(TASK STATEMENT): Every line of the entries below that includes "alcohol" belongs in the answer, copied as written.

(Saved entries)
--------------------------------
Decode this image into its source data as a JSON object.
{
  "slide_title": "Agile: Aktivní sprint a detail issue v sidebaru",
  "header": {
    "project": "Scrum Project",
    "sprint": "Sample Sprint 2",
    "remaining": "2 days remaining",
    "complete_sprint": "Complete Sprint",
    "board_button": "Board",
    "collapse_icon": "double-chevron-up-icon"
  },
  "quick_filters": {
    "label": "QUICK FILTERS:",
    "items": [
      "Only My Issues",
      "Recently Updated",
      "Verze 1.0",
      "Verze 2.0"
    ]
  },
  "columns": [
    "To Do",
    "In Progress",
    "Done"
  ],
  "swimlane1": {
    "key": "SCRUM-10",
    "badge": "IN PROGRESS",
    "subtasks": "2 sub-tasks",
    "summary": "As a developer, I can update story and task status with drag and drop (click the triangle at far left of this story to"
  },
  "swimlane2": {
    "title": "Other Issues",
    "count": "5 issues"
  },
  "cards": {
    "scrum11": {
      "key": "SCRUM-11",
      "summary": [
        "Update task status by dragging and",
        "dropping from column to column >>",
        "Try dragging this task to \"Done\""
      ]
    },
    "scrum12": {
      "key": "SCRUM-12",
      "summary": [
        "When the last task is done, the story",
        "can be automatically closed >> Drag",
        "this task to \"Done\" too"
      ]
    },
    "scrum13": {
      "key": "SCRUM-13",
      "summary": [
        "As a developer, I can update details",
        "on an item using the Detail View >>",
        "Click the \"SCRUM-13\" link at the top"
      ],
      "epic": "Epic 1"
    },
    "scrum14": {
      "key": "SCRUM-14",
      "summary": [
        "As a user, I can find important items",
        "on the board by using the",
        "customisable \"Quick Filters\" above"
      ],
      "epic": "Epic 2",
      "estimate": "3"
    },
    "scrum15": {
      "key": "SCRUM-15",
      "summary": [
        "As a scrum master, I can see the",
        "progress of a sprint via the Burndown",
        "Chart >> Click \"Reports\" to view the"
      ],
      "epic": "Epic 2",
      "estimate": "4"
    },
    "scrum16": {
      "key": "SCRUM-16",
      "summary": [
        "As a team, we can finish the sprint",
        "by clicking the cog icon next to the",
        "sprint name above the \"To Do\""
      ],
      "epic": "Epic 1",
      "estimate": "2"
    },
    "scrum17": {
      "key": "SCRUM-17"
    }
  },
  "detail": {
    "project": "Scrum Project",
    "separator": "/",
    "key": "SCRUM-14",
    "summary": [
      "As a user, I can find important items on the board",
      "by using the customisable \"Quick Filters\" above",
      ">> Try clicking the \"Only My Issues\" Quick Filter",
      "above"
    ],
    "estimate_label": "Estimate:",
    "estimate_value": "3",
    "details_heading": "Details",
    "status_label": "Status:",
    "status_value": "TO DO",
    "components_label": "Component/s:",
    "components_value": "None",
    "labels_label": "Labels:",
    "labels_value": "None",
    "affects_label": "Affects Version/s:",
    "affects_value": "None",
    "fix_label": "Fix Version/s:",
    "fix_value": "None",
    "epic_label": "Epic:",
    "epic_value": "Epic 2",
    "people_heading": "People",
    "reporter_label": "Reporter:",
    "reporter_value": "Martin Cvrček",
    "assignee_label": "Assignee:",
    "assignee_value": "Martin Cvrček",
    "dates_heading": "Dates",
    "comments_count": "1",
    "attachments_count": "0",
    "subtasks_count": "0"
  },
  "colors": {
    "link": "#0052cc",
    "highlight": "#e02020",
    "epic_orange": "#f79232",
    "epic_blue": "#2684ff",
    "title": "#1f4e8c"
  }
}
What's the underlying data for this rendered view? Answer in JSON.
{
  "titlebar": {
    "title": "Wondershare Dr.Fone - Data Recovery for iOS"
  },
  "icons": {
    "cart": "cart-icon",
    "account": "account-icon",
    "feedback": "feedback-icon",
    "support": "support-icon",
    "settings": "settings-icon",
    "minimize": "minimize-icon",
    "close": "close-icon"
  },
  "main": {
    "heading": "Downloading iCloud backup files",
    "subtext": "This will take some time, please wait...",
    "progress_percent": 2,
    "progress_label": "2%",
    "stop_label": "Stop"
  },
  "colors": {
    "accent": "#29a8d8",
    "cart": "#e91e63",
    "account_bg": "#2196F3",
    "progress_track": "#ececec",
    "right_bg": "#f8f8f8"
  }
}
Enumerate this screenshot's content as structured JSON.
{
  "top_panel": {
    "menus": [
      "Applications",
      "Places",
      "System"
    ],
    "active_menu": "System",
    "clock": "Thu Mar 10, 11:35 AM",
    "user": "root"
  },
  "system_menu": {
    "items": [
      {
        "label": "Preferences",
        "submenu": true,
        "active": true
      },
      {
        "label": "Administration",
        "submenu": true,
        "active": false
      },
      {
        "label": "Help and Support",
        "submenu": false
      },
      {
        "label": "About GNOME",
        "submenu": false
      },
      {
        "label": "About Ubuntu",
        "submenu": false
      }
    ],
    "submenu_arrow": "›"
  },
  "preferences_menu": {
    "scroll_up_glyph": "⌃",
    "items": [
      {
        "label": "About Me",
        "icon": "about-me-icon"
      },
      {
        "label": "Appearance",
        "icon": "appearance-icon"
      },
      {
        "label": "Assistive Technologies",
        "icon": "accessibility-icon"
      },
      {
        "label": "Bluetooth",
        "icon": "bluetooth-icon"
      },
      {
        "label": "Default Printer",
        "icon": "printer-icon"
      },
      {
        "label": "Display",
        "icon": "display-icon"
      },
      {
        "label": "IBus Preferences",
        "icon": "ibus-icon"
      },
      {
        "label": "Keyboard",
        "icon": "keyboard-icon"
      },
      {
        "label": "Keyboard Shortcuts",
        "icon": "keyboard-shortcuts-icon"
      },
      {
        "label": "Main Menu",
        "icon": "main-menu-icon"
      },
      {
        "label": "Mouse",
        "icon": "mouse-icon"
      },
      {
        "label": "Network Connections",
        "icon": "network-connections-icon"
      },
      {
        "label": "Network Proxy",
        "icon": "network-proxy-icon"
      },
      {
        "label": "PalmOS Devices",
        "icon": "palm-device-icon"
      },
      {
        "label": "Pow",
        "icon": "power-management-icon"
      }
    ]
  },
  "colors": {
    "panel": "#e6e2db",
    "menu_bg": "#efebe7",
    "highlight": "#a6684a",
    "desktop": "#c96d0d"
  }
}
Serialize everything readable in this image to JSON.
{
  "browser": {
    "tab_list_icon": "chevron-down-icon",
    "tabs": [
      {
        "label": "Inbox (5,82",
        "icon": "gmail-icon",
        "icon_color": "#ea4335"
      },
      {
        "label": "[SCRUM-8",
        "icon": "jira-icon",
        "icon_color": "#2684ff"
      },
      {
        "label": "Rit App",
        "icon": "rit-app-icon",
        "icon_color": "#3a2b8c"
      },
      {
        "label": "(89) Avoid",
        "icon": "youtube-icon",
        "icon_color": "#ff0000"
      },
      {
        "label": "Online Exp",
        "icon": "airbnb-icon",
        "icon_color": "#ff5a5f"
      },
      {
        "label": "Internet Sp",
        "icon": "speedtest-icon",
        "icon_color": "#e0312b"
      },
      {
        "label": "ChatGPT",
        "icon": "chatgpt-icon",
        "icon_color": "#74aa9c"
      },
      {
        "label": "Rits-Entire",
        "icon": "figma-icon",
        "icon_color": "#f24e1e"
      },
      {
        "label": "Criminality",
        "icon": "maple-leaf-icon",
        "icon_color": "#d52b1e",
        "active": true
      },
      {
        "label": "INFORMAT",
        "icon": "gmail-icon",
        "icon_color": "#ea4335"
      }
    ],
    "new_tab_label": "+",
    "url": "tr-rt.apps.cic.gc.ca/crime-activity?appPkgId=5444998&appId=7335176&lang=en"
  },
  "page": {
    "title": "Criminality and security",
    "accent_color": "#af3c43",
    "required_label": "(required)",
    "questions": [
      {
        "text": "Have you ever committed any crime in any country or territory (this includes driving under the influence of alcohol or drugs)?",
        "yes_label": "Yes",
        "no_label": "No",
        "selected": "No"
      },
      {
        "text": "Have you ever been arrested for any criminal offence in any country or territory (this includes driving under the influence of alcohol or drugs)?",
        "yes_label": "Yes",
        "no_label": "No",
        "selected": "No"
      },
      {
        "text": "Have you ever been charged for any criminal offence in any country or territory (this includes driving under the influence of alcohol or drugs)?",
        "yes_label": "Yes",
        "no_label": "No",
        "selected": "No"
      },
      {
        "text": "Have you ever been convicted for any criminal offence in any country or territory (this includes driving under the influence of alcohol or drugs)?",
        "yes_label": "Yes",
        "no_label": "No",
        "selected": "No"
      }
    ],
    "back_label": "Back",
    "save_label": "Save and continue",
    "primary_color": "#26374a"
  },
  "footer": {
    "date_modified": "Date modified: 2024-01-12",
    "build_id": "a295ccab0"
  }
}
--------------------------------
(WRITTEN SOLUTION):
        "text": "Have you ever committed any crime in any country or territory (this includes driving under the influence of alcohol or drugs)?",
        "text": "Have you ever been arrested for any criminal offence in any country or territory (this includes driving under the influence of alcohol or drugs)?",
        "text": "Have you ever been charged for any criminal offence in any country or territory (this includes driving under the influence of alcohol or drugs)?",
        "text": "Have you ever been convicted for any criminal offence in any country or territory (this includes driving under the influence of alcohol or drugs)?",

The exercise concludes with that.